Disadvantaged college students perform better when aware of upcoming challenges, study shows

Anusha Lalani

Disadvantaged college students are more likely to perform better in school when they are aware of the obstacles they may face, according to a recently published study.

The study, which was published in the Proceedings of the National Academy of Sciences, was based on research led by UT assistant professor David Yeager. Students of color and first-generation students that are more aware of the difficulties they might face are more likely to become involved on campus, have better relationships with others and succeed at a higher rate, Yeager said.

Greg Walton, associate professor of psychology at Stanford and co-author of the study, said these incoming students have a hard time transitioning into college because they believe the difficulties they face are not normal. The challenges these students face primarily deal with academics and social life. According to the study, disadvantaged students tend to have lower GPAs than their advantaged peers and they don’t know how to reach out for help through campus organizations.

“One of the problems is that even when you experience something that is normal, like feeling lonely in the first year in college …  if you know that people like you haven’t gone to college before or know that you could experience negative stereotypes then it can seem that those difficulties are not normal but say something about you or your group — maybe that you don’t belong,” Walton wrote in an email.

The study involved three randomized controlled trials that presented incoming students with stories from older students discussing academic and social problems they faced when coming to college. In the stories, the older students explained that these hardships are normal and will subside over time. Once the stories were shared, the incoming students were asked to reflect on which challenges they expected to encounter and why these circumstances are normal for every new college student.

Because the methods used in the study proved successful — the gaps in full-time enrollment and grades between students from disadvantaged backgrounds and other students improved from 31 to 40 percent in a sample of 9,500 students — all incoming UT students are required to go through this online assessment before they begin school.
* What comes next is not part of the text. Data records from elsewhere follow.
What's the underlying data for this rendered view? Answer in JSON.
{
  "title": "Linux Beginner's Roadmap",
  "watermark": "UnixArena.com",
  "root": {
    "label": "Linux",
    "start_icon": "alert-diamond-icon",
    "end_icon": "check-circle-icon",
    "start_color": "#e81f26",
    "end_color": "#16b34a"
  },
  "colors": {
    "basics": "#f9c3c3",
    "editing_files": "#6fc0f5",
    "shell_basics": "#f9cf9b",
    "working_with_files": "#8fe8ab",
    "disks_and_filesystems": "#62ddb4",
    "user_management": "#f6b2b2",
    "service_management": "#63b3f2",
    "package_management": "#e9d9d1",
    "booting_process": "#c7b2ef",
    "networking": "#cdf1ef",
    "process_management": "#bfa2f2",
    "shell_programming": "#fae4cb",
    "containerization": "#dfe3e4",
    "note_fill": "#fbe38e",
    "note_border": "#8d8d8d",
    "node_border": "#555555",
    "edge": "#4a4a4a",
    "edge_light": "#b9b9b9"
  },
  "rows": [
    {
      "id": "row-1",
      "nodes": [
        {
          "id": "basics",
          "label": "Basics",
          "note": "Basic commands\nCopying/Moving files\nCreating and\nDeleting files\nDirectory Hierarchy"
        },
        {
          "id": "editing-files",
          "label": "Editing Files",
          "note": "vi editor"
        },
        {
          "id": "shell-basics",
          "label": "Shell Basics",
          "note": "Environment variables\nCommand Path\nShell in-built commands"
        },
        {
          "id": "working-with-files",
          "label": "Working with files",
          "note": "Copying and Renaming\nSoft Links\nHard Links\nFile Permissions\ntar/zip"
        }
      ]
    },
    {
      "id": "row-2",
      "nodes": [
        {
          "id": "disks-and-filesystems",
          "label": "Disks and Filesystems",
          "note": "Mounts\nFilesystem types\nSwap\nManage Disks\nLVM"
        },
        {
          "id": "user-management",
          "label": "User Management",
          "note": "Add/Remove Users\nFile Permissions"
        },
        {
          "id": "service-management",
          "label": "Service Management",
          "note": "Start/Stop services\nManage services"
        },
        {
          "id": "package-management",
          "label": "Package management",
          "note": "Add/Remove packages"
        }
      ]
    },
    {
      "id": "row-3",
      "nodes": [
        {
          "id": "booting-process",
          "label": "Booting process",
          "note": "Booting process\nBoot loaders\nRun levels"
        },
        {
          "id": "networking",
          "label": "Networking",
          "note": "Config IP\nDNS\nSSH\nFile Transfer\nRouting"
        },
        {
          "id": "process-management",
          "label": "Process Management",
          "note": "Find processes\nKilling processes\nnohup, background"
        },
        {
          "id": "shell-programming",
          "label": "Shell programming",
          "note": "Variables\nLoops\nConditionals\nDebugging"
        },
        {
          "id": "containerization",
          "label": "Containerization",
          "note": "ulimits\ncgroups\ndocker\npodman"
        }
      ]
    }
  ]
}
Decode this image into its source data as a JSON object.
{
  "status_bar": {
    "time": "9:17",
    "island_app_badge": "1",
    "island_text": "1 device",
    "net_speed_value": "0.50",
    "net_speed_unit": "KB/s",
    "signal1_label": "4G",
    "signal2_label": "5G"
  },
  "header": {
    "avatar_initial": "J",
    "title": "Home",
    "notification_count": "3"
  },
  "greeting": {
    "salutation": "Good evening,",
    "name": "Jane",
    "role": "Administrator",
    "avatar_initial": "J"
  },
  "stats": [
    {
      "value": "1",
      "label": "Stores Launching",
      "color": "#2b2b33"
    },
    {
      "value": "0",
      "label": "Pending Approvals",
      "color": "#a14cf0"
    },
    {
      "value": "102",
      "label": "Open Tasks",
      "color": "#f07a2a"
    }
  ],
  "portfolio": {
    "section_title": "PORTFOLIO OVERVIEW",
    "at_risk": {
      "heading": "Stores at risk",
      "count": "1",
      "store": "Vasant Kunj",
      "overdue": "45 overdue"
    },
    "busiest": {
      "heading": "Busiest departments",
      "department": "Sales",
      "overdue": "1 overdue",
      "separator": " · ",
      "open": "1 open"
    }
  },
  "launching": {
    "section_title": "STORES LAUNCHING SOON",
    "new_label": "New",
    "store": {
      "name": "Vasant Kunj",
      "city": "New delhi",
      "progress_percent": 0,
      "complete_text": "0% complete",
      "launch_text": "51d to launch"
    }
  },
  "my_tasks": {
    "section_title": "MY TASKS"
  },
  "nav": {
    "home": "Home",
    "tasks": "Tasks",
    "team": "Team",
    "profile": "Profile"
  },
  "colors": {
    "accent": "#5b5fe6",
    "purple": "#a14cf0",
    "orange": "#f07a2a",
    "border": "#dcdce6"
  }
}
Yeager said these disadvantaged students recognize these difficulties at an earlier age than their advantaged peers.

“By fifth grade, in most studies, 100 percent of African-American students were aware of negative stereotypes of their group,” Yeager said. “For white students, they become aware of stereotypes of other groups much later, so like eighth grade.”

Government junior Joanna Perez, who is a first-generation college student, said her transition to UT was difficult but that she made it through her first year with the help of friends and by joining organizations on campus.

“Factoring in the difficulty of the classes and failing my first exams, I felt lonely and lost for the first year of college,” Perez said. “[But I] kept reminding myself that I was going to a great university that would allow me to achieve whatever goals I placed for myself.”